Severely restricted diets and alcohol abuse impair the brain in similar ways, according to Dr. David Hamilton, a psychiatrist specializing in neuroscience and the associate medical director of Yellowbrick, an addiction treatment facility in Evanston. His training in neurology give him an understanding of how different substances impact brain function.

He explains that starvation impairs certain parts of the brain.

“The brain has developed mechanisms for dealing with that and it starts selectively shutting down parts that aren’t as necessary as other parts,” Hamilton said. “And those parts are things like reason, decision-making, consciousness.”

The way alcohol interacts with the brain is strikingly similar, gradually impairing function. Combining food restriction with drinking is even worse because it magnifies the effects on the brain, which can be dangerous and even deadly for young women.

“They’re more vulnerable to traumatic assault, accidents, drinking more than they intended to, using other substances they might not have decided to if this issue, this decision making part of the brain, was working more properly,” Hamilton said.

Unfortunately, what starts out as a minor problem for some women turns into a huge one later down the road. This is what Chaplin sees happening to her friend.

“It’s kind of taking over her life now,” she said.
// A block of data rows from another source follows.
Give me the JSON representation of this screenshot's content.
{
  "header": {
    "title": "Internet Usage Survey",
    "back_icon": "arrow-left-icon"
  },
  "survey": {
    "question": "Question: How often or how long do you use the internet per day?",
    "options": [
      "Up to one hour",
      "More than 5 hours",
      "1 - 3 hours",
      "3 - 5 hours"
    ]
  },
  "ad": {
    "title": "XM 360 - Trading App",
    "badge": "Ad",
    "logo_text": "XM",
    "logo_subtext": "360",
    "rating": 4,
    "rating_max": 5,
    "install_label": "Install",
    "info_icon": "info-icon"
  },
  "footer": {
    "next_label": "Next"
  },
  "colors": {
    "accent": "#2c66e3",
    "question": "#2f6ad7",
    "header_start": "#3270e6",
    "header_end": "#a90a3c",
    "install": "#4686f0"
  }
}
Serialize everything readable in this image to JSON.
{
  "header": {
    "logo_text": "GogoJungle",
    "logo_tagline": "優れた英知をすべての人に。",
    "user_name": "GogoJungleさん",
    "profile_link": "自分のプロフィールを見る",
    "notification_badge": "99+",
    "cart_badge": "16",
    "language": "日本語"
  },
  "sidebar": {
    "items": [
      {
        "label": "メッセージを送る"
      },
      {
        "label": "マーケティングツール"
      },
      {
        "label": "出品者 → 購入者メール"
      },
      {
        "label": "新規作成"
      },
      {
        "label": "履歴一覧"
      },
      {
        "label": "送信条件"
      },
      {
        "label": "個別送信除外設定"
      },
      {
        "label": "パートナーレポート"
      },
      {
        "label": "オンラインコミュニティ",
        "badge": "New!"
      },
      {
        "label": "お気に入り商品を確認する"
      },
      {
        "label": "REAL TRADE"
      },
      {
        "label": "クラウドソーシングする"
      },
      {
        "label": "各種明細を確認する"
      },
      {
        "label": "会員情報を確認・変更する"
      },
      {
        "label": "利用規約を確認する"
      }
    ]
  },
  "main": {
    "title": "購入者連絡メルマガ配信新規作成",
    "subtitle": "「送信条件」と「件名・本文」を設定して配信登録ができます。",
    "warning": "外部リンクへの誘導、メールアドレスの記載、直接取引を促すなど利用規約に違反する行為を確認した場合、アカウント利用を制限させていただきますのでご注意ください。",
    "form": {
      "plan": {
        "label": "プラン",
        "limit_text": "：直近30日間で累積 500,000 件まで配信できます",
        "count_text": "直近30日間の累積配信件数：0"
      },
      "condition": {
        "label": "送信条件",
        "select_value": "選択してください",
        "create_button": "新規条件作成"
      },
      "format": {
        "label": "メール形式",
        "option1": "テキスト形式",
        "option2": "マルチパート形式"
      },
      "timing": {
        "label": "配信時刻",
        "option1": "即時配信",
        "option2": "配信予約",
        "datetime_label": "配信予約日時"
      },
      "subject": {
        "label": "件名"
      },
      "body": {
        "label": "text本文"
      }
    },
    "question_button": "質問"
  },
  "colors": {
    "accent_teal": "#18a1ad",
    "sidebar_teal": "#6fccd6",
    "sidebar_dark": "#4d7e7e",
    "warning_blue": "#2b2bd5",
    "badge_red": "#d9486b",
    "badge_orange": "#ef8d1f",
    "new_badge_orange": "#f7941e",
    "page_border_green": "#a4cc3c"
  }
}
While some young women spiral out of control, others find they are able to correct the problem as they grow older and leave the college lifestyle behind.

“It slowly started to taper off senior year,” Selfrige says.

Selfrige has not had any problems since she graduated from college, suggesting that the condition may be a phase that other college women will be able to outgrow.